For many young adults and their families, going to college means having to think about how they’re going to pay for the cost of education. Student debt continues to be a hot topic and as the next presidential election approaches, the cost of college is already becoming one of the most talked about issues. The importance of financial aid cannot be understated as it provides opportunities and opens doors for many students who would otherwise never even think about getting a degree or more.
At the top of The Princeton Review’s 2019 survey on the list of schools with the best financial aid is Vanderbilt University, a private research university in Nashville.
Vanderbilt — like the majority of the other schools on this year’s list — has a high price tag for attending. Tuition for 2019-2020 is estimated to cost about $50,788, with housing, meals, books and supplies, student activities and recreation fees and other expenses adding nearly $23,000 more. However, the school also shared that in the 2018-2019 school year, 65% of undergraduate students received some form of financial aid. The school also awards about 250 merit-based scholarships to select first-year applicants: the Ingram Scholarship Program, the Cornelius Vanderbilt Scholarship, and the Chancellor’s Scholarship.
While the price tag is high compared to public universities, students attending Vanderbilt are paying for an experience as much as an education. In the survey of current students, the word “balance” was used a lot to describe their experience. One student shared that their time at Vanderbilt was characterized by “top academics, vibrant social life, student organizations, community service, SEC football, and the city of Nashville” as well as the “unique balance [that] exists between social life and schoolwork.” And in finding balance in more ways than one, students say that Vandy is “well-rounded, engaged” and “committed to both learning and to extracurriculars.”
ELITE SCHOOLS MAKE UP MUCH OF THE LIST

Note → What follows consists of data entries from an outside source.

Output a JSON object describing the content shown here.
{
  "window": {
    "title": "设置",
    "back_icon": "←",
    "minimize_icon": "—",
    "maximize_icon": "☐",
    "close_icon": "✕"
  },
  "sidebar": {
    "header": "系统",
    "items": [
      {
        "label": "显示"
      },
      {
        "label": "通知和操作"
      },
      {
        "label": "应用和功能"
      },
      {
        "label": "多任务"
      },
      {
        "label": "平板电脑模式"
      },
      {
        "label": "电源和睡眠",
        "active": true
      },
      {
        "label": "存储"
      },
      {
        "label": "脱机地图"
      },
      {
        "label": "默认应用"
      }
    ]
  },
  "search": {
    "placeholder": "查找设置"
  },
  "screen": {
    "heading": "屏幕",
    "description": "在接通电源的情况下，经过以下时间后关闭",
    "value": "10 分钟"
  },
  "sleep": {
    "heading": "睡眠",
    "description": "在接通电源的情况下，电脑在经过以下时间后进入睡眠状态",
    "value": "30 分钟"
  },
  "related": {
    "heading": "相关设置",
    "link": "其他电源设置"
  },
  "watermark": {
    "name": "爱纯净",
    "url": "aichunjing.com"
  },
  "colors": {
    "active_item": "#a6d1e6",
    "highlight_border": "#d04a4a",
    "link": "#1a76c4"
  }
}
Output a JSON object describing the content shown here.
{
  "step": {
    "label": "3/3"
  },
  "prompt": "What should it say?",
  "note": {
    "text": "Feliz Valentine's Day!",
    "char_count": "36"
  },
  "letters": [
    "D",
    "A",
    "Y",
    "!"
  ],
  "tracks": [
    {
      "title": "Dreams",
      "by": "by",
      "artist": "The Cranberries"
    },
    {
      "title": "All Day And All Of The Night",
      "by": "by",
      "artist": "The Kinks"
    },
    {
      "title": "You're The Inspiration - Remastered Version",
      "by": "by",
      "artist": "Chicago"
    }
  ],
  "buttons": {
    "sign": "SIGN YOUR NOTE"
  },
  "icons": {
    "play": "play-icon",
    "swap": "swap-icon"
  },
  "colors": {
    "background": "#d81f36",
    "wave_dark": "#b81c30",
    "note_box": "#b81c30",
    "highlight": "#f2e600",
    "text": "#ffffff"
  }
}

In second and third place on the list of schools providing great financial aid are Bowdoin College and Colgate University, the former with about 2,000 students enrolled, and the latter with almost 3,000 students enrolled. The majority of the schools on this year’s list are smaller private schools. The first — and only — major public university to make this year’s list is the University of Wisconsin-Madison in 15th place. With 32,648 enrolled undergrads, Wisconsin is one of two schools on the list of 20 to have more than 10,000 undergraduate students enrolled. The second largest school on the list is Cornell University with 15,182 students.
Ivy League colleges and other universities that are well-known for being difficult to gain admission to also fill several of the spots on the list. Princeton University takes sixth place, Yale University comes in seventh, California Institute of Technology is in 12th place, Stanford is in 13th place, Brown University is in 17th, and Cornell comes in 20th place.
CAN SOLID FINANCIAL AID HELP DIVERSIFY THE STUDENT POPULATION
A solid financial aid program can help in bringing students from different backgrounds and regions around the country and globe. At Vanderbilt, undergraduates come from 50 states and 52 countries, 51% are female, 49% are male, 41.0% are minority students and 8.8% are international students. One student said: “You can find such a diverse group of people here…not just racially or ethnically or economically, but also in personality.” Still, about 45% of students here are Caucasian, while Asians make up 13%, and African Americans, Hispanic, and International students make up about 10% each.
At Princeton, the student population has a similar racial makeup, with over 40% of undergraduates being Caucasian, about 20% being Asian, international students making up about 11 percent, Hispanics making up slightly over 10 percent, and African-Americans being just 7.7% of the student population.
The Princeton Review conducts the survey by reaching out to almost 400 colleges nationwide and asking students how satisfied they were with their financial aid packages.